The world of children’s digital books is quickly becoming as densely populated as the rest of the app world, if not more so. And why shouldn’t it? People who love to tell and publish stories to children will obviously go to where children are consuming their media to tell them stories. Increasingly, one of those places is in digital environments.
Digital books on touch screens work because touch screens have been designed to meet the fine motor skill development of a child aged two. The same skills a child development professional will look for in a child’s development around two years of age like the ability to point and touch, the ability to roll a ball (swipe) and the ability to pincher grip are the key fine motor skills required to engage with a touch screen. We should not be amazed at young children engaging with the iPad because the user interface has been designed to meet their level of development. We should expect that they can use it. (We should also expect them to be obsessed with the home button — but that is another article).
Digital books don’t come in all shapes and sizes. Mostly they are in one shape and size and it is the same as the screen of your mobile device. But, increasingly there is a growing diversity in what these digital books look like, how they are read and what this might mean for children’s learning. Reading on a digital device is no longer just about language and literacy; some apps are able to teach a range of contemporary literacies that extend to visual literacy (just like picture books) and on to ideas like network literacy (how to find information on the network) and engaging in play-based learning through digital books.

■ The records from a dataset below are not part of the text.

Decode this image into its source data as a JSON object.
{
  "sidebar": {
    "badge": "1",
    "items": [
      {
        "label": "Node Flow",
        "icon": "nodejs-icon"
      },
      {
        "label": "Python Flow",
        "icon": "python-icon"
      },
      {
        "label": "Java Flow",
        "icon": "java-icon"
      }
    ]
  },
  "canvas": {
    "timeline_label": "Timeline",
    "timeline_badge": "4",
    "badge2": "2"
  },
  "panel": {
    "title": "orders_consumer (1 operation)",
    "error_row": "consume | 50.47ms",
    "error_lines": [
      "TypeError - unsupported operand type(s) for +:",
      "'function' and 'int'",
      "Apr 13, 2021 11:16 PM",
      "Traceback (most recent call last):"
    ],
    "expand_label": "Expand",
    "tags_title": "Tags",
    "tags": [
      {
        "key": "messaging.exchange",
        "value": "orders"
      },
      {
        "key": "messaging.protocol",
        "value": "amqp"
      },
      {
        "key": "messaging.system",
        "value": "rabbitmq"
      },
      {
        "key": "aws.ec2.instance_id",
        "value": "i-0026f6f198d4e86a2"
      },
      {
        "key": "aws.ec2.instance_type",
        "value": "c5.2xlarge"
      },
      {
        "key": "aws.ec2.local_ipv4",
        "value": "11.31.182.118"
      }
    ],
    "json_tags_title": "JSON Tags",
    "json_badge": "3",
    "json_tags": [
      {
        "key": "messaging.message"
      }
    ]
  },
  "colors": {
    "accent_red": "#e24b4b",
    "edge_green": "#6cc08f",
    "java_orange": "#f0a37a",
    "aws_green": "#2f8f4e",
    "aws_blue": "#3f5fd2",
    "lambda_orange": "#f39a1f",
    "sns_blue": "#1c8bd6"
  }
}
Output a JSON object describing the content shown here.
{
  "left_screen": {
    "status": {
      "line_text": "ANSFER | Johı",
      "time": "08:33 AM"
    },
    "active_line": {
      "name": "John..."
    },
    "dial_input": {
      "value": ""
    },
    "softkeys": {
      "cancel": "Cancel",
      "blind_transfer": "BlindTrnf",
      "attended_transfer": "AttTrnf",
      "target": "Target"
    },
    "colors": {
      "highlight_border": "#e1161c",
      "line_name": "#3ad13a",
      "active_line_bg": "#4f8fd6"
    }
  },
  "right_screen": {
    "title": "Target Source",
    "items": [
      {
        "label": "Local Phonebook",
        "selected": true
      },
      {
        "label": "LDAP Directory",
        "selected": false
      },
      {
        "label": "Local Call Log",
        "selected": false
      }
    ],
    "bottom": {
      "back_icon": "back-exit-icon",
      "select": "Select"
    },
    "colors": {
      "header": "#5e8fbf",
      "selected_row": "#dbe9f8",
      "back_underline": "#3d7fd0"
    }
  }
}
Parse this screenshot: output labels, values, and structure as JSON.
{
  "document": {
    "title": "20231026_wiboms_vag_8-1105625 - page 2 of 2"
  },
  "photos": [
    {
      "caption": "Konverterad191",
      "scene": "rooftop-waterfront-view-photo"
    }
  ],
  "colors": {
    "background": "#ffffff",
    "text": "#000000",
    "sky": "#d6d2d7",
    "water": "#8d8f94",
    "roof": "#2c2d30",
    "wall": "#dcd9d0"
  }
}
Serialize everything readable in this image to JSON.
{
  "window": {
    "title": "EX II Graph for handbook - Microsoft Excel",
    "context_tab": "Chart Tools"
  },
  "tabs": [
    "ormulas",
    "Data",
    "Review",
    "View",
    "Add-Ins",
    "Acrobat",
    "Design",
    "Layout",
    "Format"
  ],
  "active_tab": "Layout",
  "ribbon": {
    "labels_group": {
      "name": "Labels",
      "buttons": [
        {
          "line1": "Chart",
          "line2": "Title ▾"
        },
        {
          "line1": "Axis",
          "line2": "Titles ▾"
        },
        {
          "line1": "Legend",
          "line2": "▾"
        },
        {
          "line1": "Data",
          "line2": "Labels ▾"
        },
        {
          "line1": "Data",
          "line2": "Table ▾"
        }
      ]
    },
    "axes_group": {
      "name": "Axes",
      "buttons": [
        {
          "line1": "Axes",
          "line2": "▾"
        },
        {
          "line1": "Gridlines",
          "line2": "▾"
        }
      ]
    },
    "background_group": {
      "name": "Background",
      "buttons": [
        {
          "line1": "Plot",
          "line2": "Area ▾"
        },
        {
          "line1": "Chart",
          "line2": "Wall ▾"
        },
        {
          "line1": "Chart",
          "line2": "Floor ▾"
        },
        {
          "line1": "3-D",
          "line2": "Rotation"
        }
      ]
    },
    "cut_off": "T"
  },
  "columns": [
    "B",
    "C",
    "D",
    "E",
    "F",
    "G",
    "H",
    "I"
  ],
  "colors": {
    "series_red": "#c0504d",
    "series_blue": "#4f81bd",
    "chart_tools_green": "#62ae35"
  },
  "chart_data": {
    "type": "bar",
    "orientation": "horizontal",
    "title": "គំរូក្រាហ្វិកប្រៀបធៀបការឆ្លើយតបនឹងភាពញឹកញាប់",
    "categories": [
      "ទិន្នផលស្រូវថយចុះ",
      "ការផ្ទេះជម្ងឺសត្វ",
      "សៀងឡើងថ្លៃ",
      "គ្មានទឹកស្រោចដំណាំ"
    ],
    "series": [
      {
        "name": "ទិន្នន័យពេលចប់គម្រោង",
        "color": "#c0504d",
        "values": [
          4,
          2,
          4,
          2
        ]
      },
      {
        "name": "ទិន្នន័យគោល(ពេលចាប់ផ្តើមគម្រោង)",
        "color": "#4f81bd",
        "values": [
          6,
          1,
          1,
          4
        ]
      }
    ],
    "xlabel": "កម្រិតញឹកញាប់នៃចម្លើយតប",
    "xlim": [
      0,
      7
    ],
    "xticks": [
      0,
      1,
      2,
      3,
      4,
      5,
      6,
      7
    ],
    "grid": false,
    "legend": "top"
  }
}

So, this article is an attempt to explore some of the possible categories and how these different types of digital books can be used to engage our children in narrative and learning ...